St. Mary’s Hospital, in Sechelt, British Columbia was conceived as a long-term asset to the community in terms of both conservation of resources and its positive effect on patients, staff and families. Arguably the greenest hospital in North America, it raises the bar by becoming a “heath asset” with the power to “cause health.”
In recent years, expectations for environmental impact have been reset from passive to active sustainability through the Living Building Challenge. The Challenge initiative promotes design and planning that is net-zero in terms of energy consumption, water and waste production, use of nontoxic, sustainably-sourced materials, as well being as beautiful and inspiring to humans. Emphasis on green issues has thus been expanded to include awareness for how physical surroundings affect our state of mind.
Similarly, healthcare is entering an era of greater expectations than merely to “do no harm.” Architects can lead the movement to actively cause health rather than cope with disease through design that makes a holistic, meaningful contribution to people as well as the environment.
A health-centric world view
The design approach for St. Mary’s builds on a health-centric view of the world, rather than a disease-centric perspective. The disease-centric view can be defined as focusing on human deficiencies and gaps, which casts patients in the role of passive recipients of services. The health-centric view sees human assets and capabilities—regardless of the patient’s diagnosis—with everyone engaged in leveraging these assets to optimize health.
Optimizing health in a hospital setting requires more than a shiny, new facility. St. Mary’s embodies health-centric design with its vibrant space that connects people spiritually and physically. Members of the local Sechelt Indian Band played an important role in the design process by advising on the most meaningful and enduring elements of native tradition to incorporate.
The light-filled lobby serves as the new face of St. Mary’s, marking the main entrance and connecting the new and existing portions of the hospital.

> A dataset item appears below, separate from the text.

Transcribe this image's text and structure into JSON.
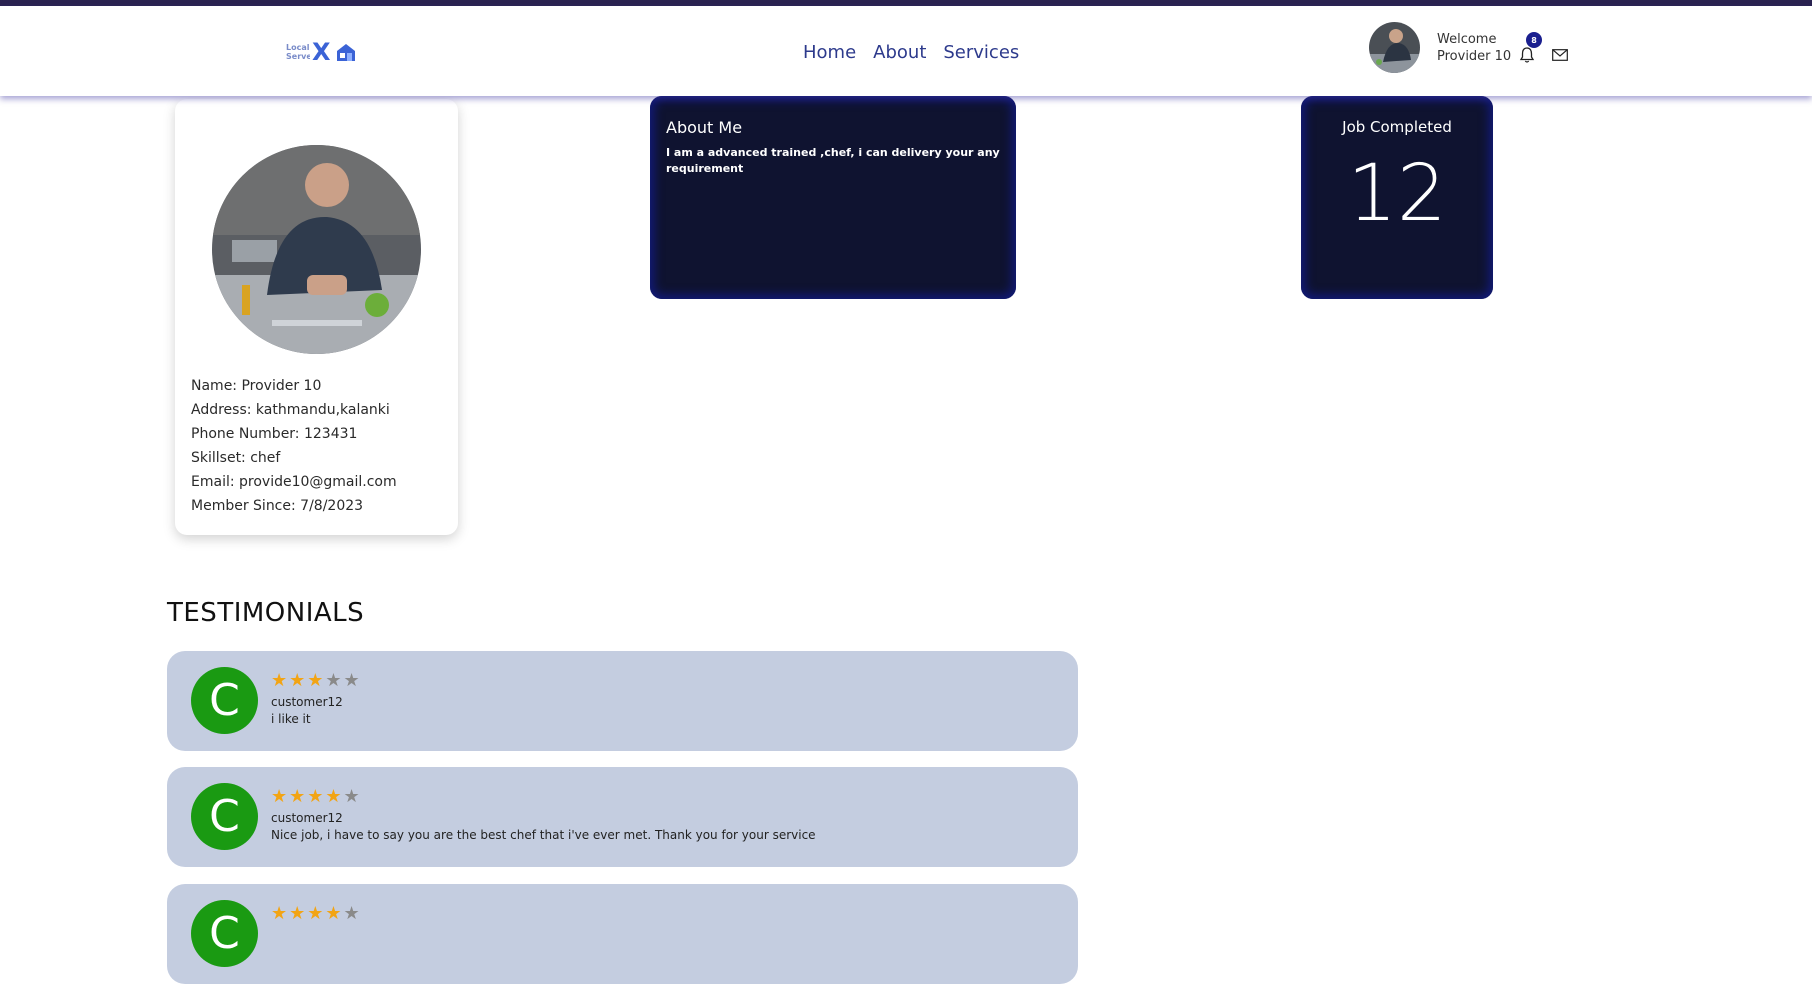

This space creates a public room and gathering place where community members can socialize as well as discuss their most serious concerns. The lobby area is animated by a spectacular Sechelt Nation mural that spans the entire 70-foot-long lobby. This mural, originally conceived by the design team as an integral element of the hospital experience, was developed and created by First Nation artist Shain Jackson of Spirit Works Ltd. In addition to on-site respite gardens, patient rooms have large operable windows that maximize spectacular views of the Strait of Georgia.
The quality of daylight and views makes people feel better. When you have a long view out, it creates a meditative moment. You can take a breath, look outward to the enduring qualities of nature. The design team set out to reflect indigenous themes and take advantage of the site’s natural beauty. Inspired by the cedar bent-box, which is unique to the coastal First Nations, in this concept it holds our most precious possession – our health.
The greenest hospital
St. Mary’s Hospital was designed with the goal of becoming the greenest hospital in Canada as well as North America’s first newly built carbon-neutral hospital. Carbon neutral means removing at least as much carbon dioxide from the atmosphere as we put in. This is done by using energy conservation measures that reduce the emission of greenhouse gases from burning oil, coal or gas.
In addition to a high-performance building envelope, the project includes 125 boreholes, each 250 feet deep to provide zero-carbon energy for heating and cooling for the building distributed through radiant slabs. A 19-kilowatt photovoltaic array provides electricity, the largest of its type of building in British Columbia. Patients look out over a green roof, which, along with white roofs, reduces solar heat gain. Passive design strategies, such as the use of solar shading and operable windows, allow for natural ventilation. Lighting is equipped with occupancy sensors, and exhaust air recovery ventilation. As a result, the project is on target to achieve a 40-per cent energy savings when compared to other LEED Gold certified hospitals.
In a study conducted by the Center for Maximum Potential Building Systems reported in Healthcare Design magazine, “the average capital cost green premium “for 13 sample hospitals greater than 100,000 square feet…was less than one per cent, while the smaller hospitals reported an average capital cost green premium of 2.1 percent.”
The Sechelt donated the land for the hospital nearly 50 years ago on land that was once part of a residential school. It is significant that a place of health has arisen to help people alleviate memories of that bleak era, to see brighter days on the Sunshine Coast.
St. Mary’s Hospital, Sechelt, British Columbia, was designed by Farrow Partnership Architects in association with Perkins+Will Vancouver